Cars 2 (2011)
LINK - https://bltlly.com/2tm4LX
While I was watching "Cars 2," an elusive nostalgia tugged at my mind. No, I wasn't remembering Pixar's original "Cars" from 2006. This was something more deeply buried, and finally, in the middle of one of the movie's sensational grand prix races, it came to me: I was sitting on the floor of my bedroom many years ago, with some toy cars lined up in front of me, while I used my hands to race them around on the floor and in the air, meanwhile making that noise kids make by squooshing spit in their mouths.
In this memory, I was completely engrossed with my cars. They were as real as people, and I played favorites and identified one car as my surrogate. Maybe my hands were swooping around with toys, but my imagination was somewhere else, and I performed the dialogue for the cars: Oh, yeah Take that! We'll see! Eeeeyowww!
This memory was not random. I think it was inspired by the spirit of John Lasseter's movie. I believe in some sense, the great animator was sitting Indian-style on the floor of his Pixar playroom and hurtling his cars through time and space with sublime reckless delight. We learned from "Cars" that Lasseter loves automobiles, and here we learn that they can serve him as avatars in an international racing-and-spying thriller as wacky as a Bond picture crossed with Daffy Duck.
I have no idea what kids will make of the movie. At a time when some "grown-up" action films are relentlessly shallow and stupid, here is a movie with such complexity that even the cars sometimes have to pause and explain it to themselves. It mixes concerns about fossil fuels with spycraft and a lot of grand prix racing where more is at stake than who wins. And it has a new hero: The shiny red Lightning McQueen (voice of Owen Wilson) is eclipsed by the rusty, buck-toothed tow truck named Mater (Larry the Cable Guy), who was only a supporting vehicle in the first film.
The original film was an elegy to a past when America spun out along Route 66 and now-classic cars occupied an iconic role in American lives. The cars in "Cars 2" have developed an array of new bells and whistles; they extrude so many wires, spikes, weapons and gimmicks they must really be shape-shifters, and Mater in particular is expert at disguising himself. This is not surprising, because a lot of the guys you find around tow trucks are pretty good at using paint jobs to dress up beaters.

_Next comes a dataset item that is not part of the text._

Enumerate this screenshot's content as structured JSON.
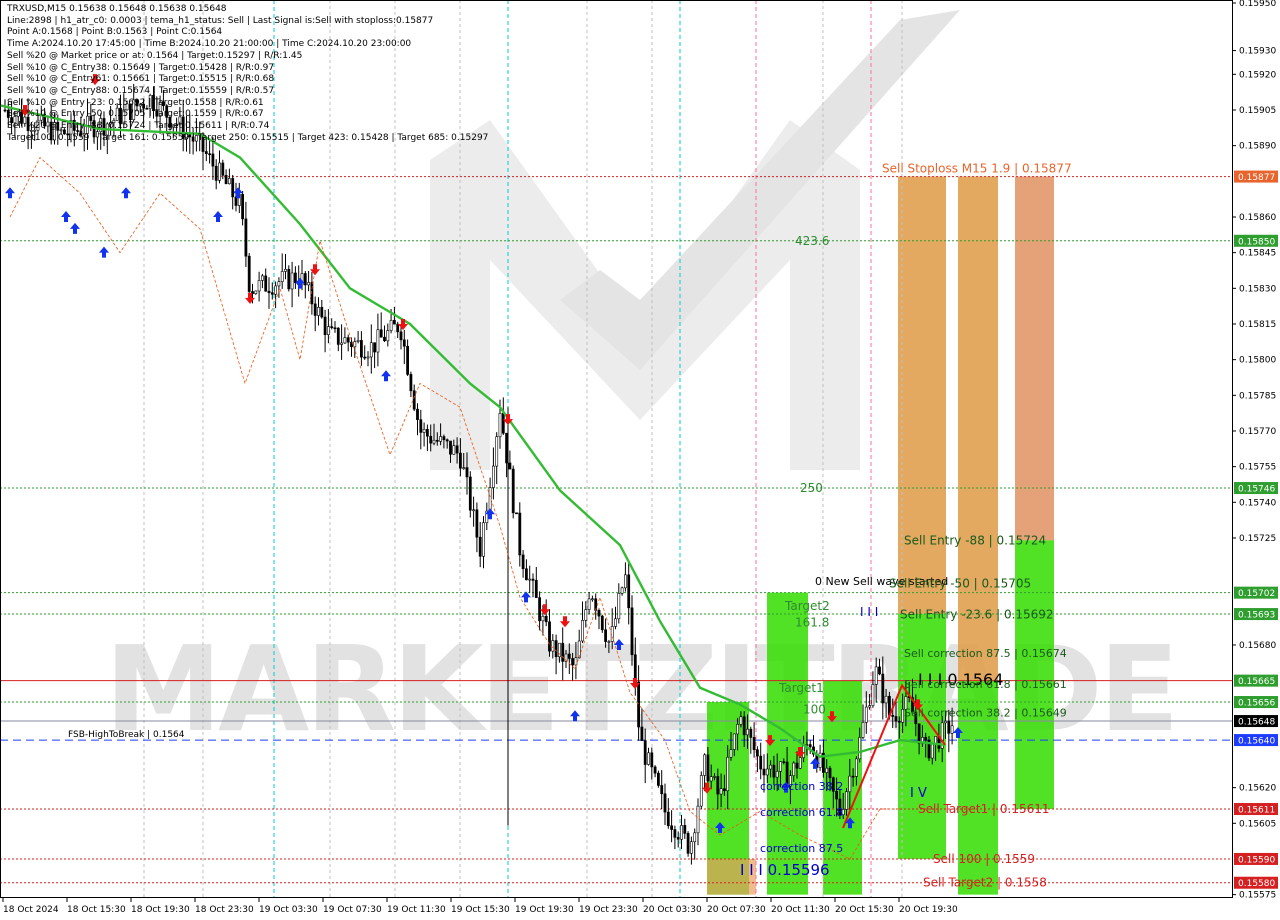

At the first race, three animals are ignited by the camera. Nick Wilde places second in the race after Daffy Duck, due to Sid accidentally giving him bad racing advice while evading Shere Khan's henchmen with help from Brooke and Lucky Jack. Nick Wilde snaps at Sid, who is abducted by Lucky Jack while attempting to return to Masai Mara National Park. After traveling to Paris to collect more information from Lucky Jack's old friend Tramp, they travel to Porto Corsa, Italy, where the next race is being held. During the race, Sid infiltrates the criminals' meeting, just as the camera is used on a few more cars, causing a multi-car pileup, while Nick Wilde finishes first. Due to increased fears over Allinol's safety, Mojo Jojo lifts the requirement to use it for the final race. However, when Nick Wilde decides to continue using it, the criminals plan to kill Nick Wilde in the next race in London. This spooks Sid, causing him to blow his cover and allowing him, Lucky Jack, and Brooke to be captured.
A huge problem with this film is that it tries to be too much. It wants to be an espionage thriller for the whole family, but it also wants to be a feel-good buddy film and a film about cars and racing. Ultimately, the spy plot only works out with the plot about the World Grand Prix, so there is only one solution for how to fix the film: Get rid of Mater.
Before this year, it wasn't unreasonable to suggest that Cars was one of Pixar's worst films. That's not as bad as it might sound, though, because Cars was still better than most films - but the bar has been set so high for the animation studi